Items from a data source:

^^^^^^^^^^^^^^^^

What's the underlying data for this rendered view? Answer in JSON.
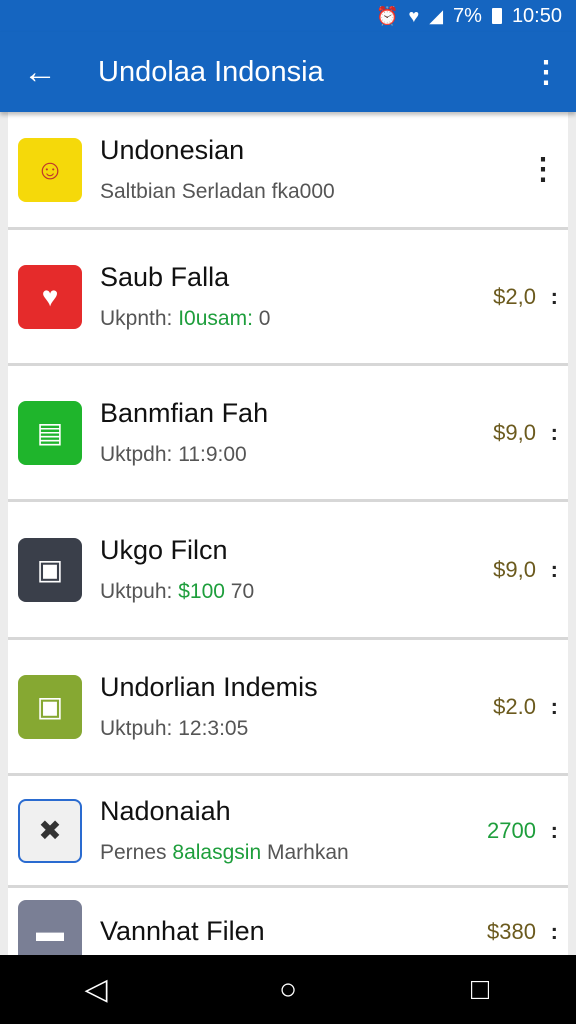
{
  "status_bar": {
    "battery": "7%",
    "time": "10:50"
  },
  "app_bar": {
    "title": "Undolaa Indonsia"
  },
  "items": [
    {
      "name": "Undonesian",
      "sub_prefix": "Saltbian Serladan fka000",
      "sub_highlight": "",
      "sub_suffix": "",
      "price": "",
      "icon_color": "#f5d90a",
      "icon_glyph": "☺",
      "price_green": false
    },
    {
      "name": "Saub Falla",
      "sub_prefix": "Ukpnth:",
      "sub_highlight": "I0usam:",
      "sub_suffix": "0",
      "price": "$2,0",
      "icon_color": "#e52b2b",
      "icon_glyph": "♥",
      "price_green": false
    },
    {
      "name": "Banmfian Fah",
      "sub_prefix": "Uktpdh: 11:9:00",
      "sub_highlight": "",
      "sub_suffix": "",
      "price": "$9,0",
      "icon_color": "#1fb52c",
      "icon_glyph": "▤",
      "price_green": false
    },
    {
      "name": "Ukgo Filcn",
      "sub_prefix": "Uktpuh:",
      "sub_highlight": "$100",
      "sub_suffix": "70",
      "price": "$9,0",
      "icon_color": "#3a3f4a",
      "icon_glyph": "▣",
      "price_green": false
    },
    {
      "name": "Undorlian Indemis",
      "sub_prefix": "Uktpuh: 12:3:05",
      "sub_highlight": "",
      "sub_suffix": "",
      "price": "$2.0",
      "icon_color": "#86a832",
      "icon_glyph": "▣",
      "price_green": false
    },
    {
      "name": "Nadonaiah",
      "sub_prefix": "Pernes",
      "sub_highlight": "8alasgsin",
      "sub_suffix": "Marhkan",
      "price": "2700",
      "icon_color": "#f0f0f0",
      "icon_glyph": "✖",
      "price_green": true
    },
    {
      "name": "Vannhat Filen",
      "sub_prefix": "",
      "sub_highlight": "",
      "sub_suffix": "",
      "price": "$380",
      "icon_color": "#7a7f95",
      "icon_glyph": "▬",
      "price_green": false
    }
  ],
  "icons": {
    "back": "back-arrow-icon",
    "more": "overflow-menu-icon",
    "nav_back": "triangle-back-icon",
    "nav_home": "circle-home-icon",
    "nav_recent": "square-recents-icon"
  },
  "colors": {
    "primary": "#1565c0",
    "accent_green": "#1e9e3c",
    "price": "#6b5a1e"
  }
}
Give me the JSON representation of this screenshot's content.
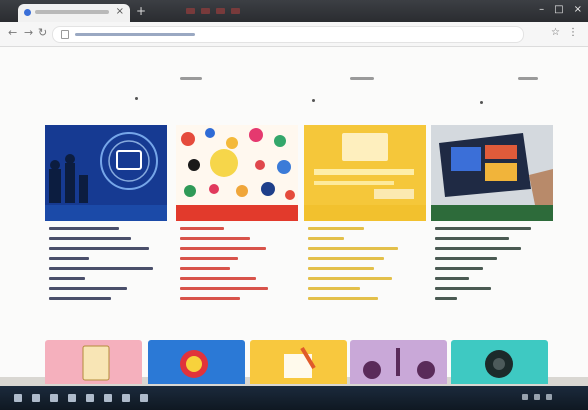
{
  "browser": {
    "tab_title": "",
    "new_tab_glyph": "+",
    "close_glyph": "×",
    "url": "",
    "window_controls": [
      "–",
      "□",
      "×"
    ]
  },
  "page": {
    "nav_items": [
      "",
      "",
      ""
    ],
    "cards": [
      {
        "heading": "",
        "color": "#1b4aa8",
        "links": [
          "",
          "",
          "",
          "",
          "",
          "",
          "",
          ""
        ]
      },
      {
        "heading": "",
        "color": "#e23a2c",
        "links": [
          "",
          "",
          "",
          "",
          "",
          "",
          "",
          ""
        ]
      },
      {
        "heading": "",
        "color": "#f2c12e",
        "links": [
          "",
          "",
          "",
          "",
          "",
          "",
          "",
          ""
        ]
      },
      {
        "heading": "",
        "color": "#2d6b3a",
        "links": [
          "",
          "",
          "",
          "",
          "",
          "",
          "",
          ""
        ]
      }
    ],
    "strip_colors": [
      "#f5b0bd",
      "#2b79d6",
      "#f8c83e",
      "#c9a8d8",
      "#3ec9c2"
    ]
  },
  "taskbar": {
    "clock": ""
  }
}
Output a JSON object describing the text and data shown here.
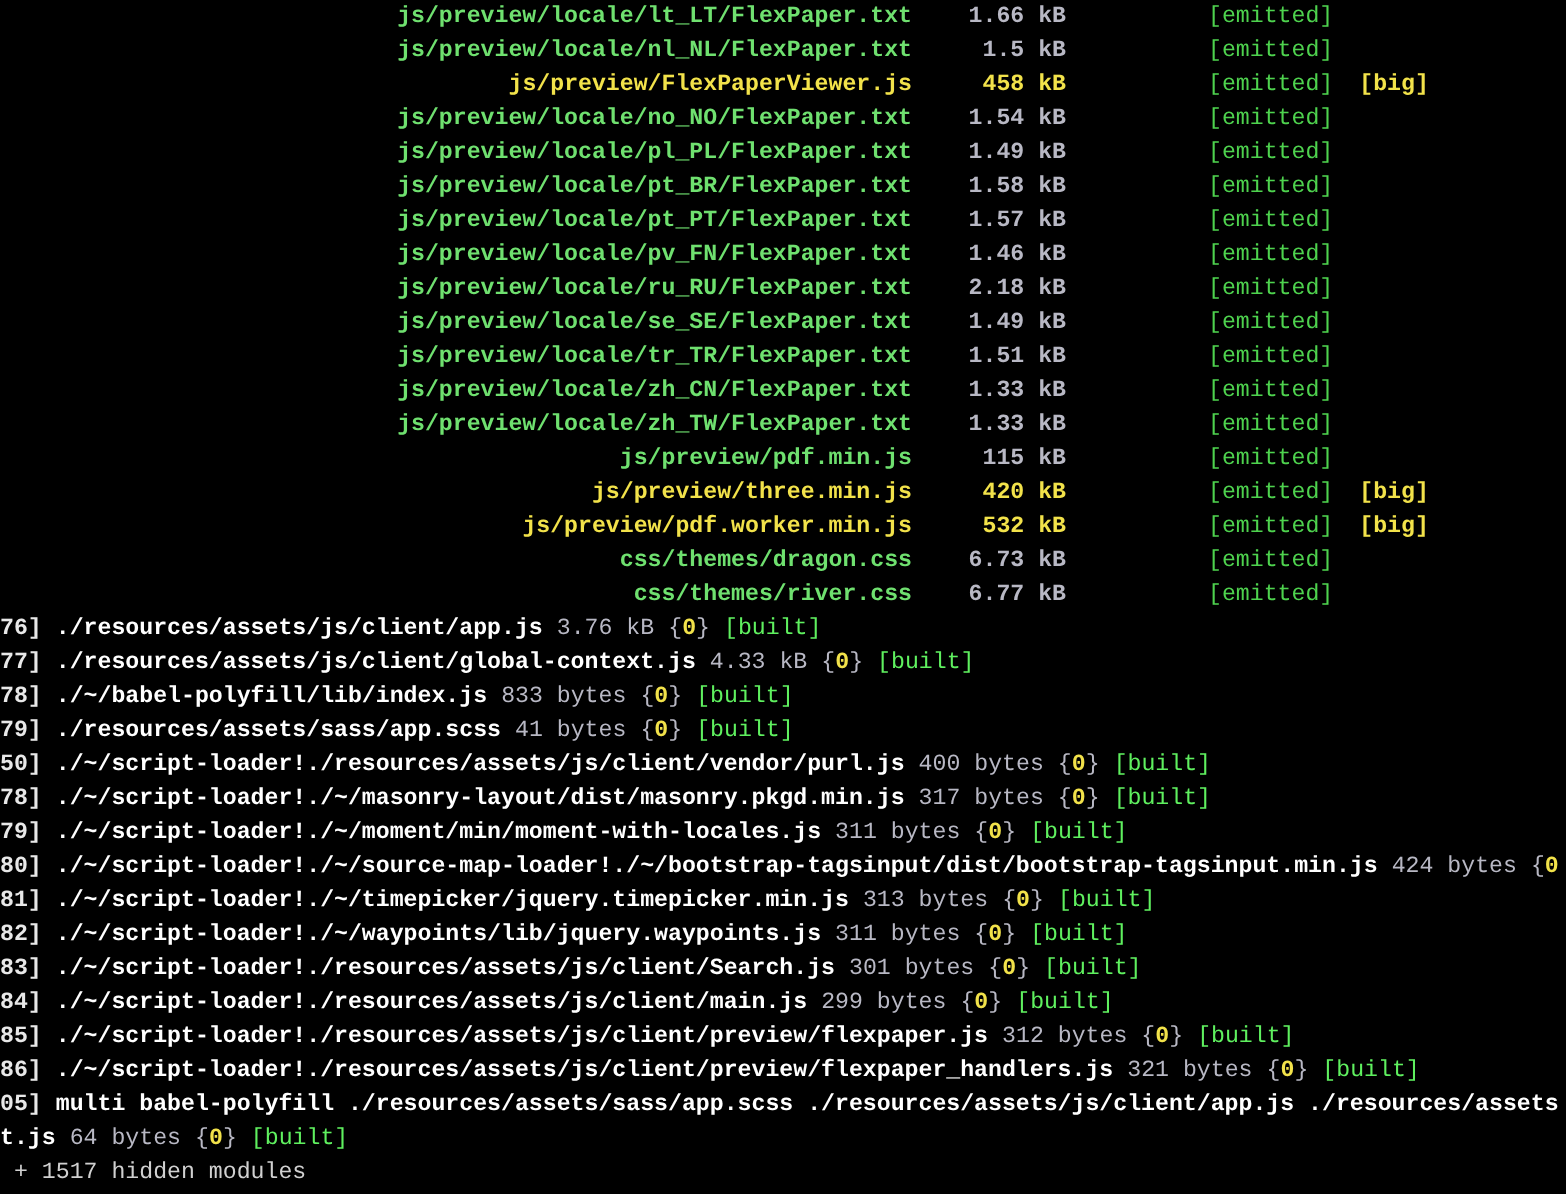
{
  "assets": [
    {
      "name": "js/preview/locale/lt_LT/FlexPaper.txt",
      "size": "1.66 kB",
      "status": "[emitted]",
      "big": false
    },
    {
      "name": "js/preview/locale/nl_NL/FlexPaper.txt",
      "size": "1.5 kB",
      "status": "[emitted]",
      "big": false
    },
    {
      "name": "js/preview/FlexPaperViewer.js",
      "size": "458 kB",
      "status": "[emitted]",
      "big": true,
      "flag": "[big]"
    },
    {
      "name": "js/preview/locale/no_NO/FlexPaper.txt",
      "size": "1.54 kB",
      "status": "[emitted]",
      "big": false
    },
    {
      "name": "js/preview/locale/pl_PL/FlexPaper.txt",
      "size": "1.49 kB",
      "status": "[emitted]",
      "big": false
    },
    {
      "name": "js/preview/locale/pt_BR/FlexPaper.txt",
      "size": "1.58 kB",
      "status": "[emitted]",
      "big": false
    },
    {
      "name": "js/preview/locale/pt_PT/FlexPaper.txt",
      "size": "1.57 kB",
      "status": "[emitted]",
      "big": false
    },
    {
      "name": "js/preview/locale/pv_FN/FlexPaper.txt",
      "size": "1.46 kB",
      "status": "[emitted]",
      "big": false
    },
    {
      "name": "js/preview/locale/ru_RU/FlexPaper.txt",
      "size": "2.18 kB",
      "status": "[emitted]",
      "big": false
    },
    {
      "name": "js/preview/locale/se_SE/FlexPaper.txt",
      "size": "1.49 kB",
      "status": "[emitted]",
      "big": false
    },
    {
      "name": "js/preview/locale/tr_TR/FlexPaper.txt",
      "size": "1.51 kB",
      "status": "[emitted]",
      "big": false
    },
    {
      "name": "js/preview/locale/zh_CN/FlexPaper.txt",
      "size": "1.33 kB",
      "status": "[emitted]",
      "big": false
    },
    {
      "name": "js/preview/locale/zh_TW/FlexPaper.txt",
      "size": "1.33 kB",
      "status": "[emitted]",
      "big": false
    },
    {
      "name": "js/preview/pdf.min.js",
      "size": "115 kB",
      "status": "[emitted]",
      "big": false
    },
    {
      "name": "js/preview/three.min.js",
      "size": "420 kB",
      "status": "[emitted]",
      "big": true,
      "flag": "[big]"
    },
    {
      "name": "js/preview/pdf.worker.min.js",
      "size": "532 kB",
      "status": "[emitted]",
      "big": true,
      "flag": "[big]"
    },
    {
      "name": "css/themes/dragon.css",
      "size": "6.73 kB",
      "status": "[emitted]",
      "big": false
    },
    {
      "name": "css/themes/river.css",
      "size": "6.77 kB",
      "status": "[emitted]",
      "big": false
    }
  ],
  "modules": [
    {
      "id": "76]",
      "path": "./resources/assets/js/client/app.js",
      "size": "3.76 kB",
      "chunk": "{0}",
      "status": "[built]"
    },
    {
      "id": "77]",
      "path": "./resources/assets/js/client/global-context.js",
      "size": "4.33 kB",
      "chunk": "{0}",
      "status": "[built]"
    },
    {
      "id": "78]",
      "path": "./~/babel-polyfill/lib/index.js",
      "size": "833 bytes",
      "chunk": "{0}",
      "status": "[built]"
    },
    {
      "id": "79]",
      "path": "./resources/assets/sass/app.scss",
      "size": "41 bytes",
      "chunk": "{0}",
      "status": "[built]"
    },
    {
      "id": "50]",
      "path": "./~/script-loader!./resources/assets/js/client/vendor/purl.js",
      "size": "400 bytes",
      "chunk": "{0}",
      "status": "[built]"
    },
    {
      "id": "78]",
      "path": "./~/script-loader!./~/masonry-layout/dist/masonry.pkgd.min.js",
      "size": "317 bytes",
      "chunk": "{0}",
      "status": "[built]"
    },
    {
      "id": "79]",
      "path": "./~/script-loader!./~/moment/min/moment-with-locales.js",
      "size": "311 bytes",
      "chunk": "{0}",
      "status": "[built]"
    },
    {
      "id": "80]",
      "path": "./~/script-loader!./~/source-map-loader!./~/bootstrap-tagsinput/dist/bootstrap-tagsinput.min.js",
      "size": "424 bytes",
      "chunk": "{0"
    },
    {
      "id": "81]",
      "path": "./~/script-loader!./~/timepicker/jquery.timepicker.min.js",
      "size": "313 bytes",
      "chunk": "{0}",
      "status": "[built]"
    },
    {
      "id": "82]",
      "path": "./~/script-loader!./~/waypoints/lib/jquery.waypoints.js",
      "size": "311 bytes",
      "chunk": "{0}",
      "status": "[built]"
    },
    {
      "id": "83]",
      "path": "./~/script-loader!./resources/assets/js/client/Search.js",
      "size": "301 bytes",
      "chunk": "{0}",
      "status": "[built]"
    },
    {
      "id": "84]",
      "path": "./~/script-loader!./resources/assets/js/client/main.js",
      "size": "299 bytes",
      "chunk": "{0}",
      "status": "[built]"
    },
    {
      "id": "85]",
      "path": "./~/script-loader!./resources/assets/js/client/preview/flexpaper.js",
      "size": "312 bytes",
      "chunk": "{0}",
      "status": "[built]"
    },
    {
      "id": "86]",
      "path": "./~/script-loader!./resources/assets/js/client/preview/flexpaper_handlers.js",
      "size": "321 bytes",
      "chunk": "{0}",
      "status": "[built]"
    },
    {
      "id": "05]",
      "path": "multi babel-polyfill ./resources/assets/sass/app.scss ./resources/assets/js/client/app.js ./resources/assets"
    },
    {
      "path": "t.js",
      "size": "64 bytes",
      "chunk": "{0}",
      "status": "[built]"
    }
  ],
  "hidden_note": "+ 1517 hidden modules"
}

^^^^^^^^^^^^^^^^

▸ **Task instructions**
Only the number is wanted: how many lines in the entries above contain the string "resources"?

▸ **Your solution**
9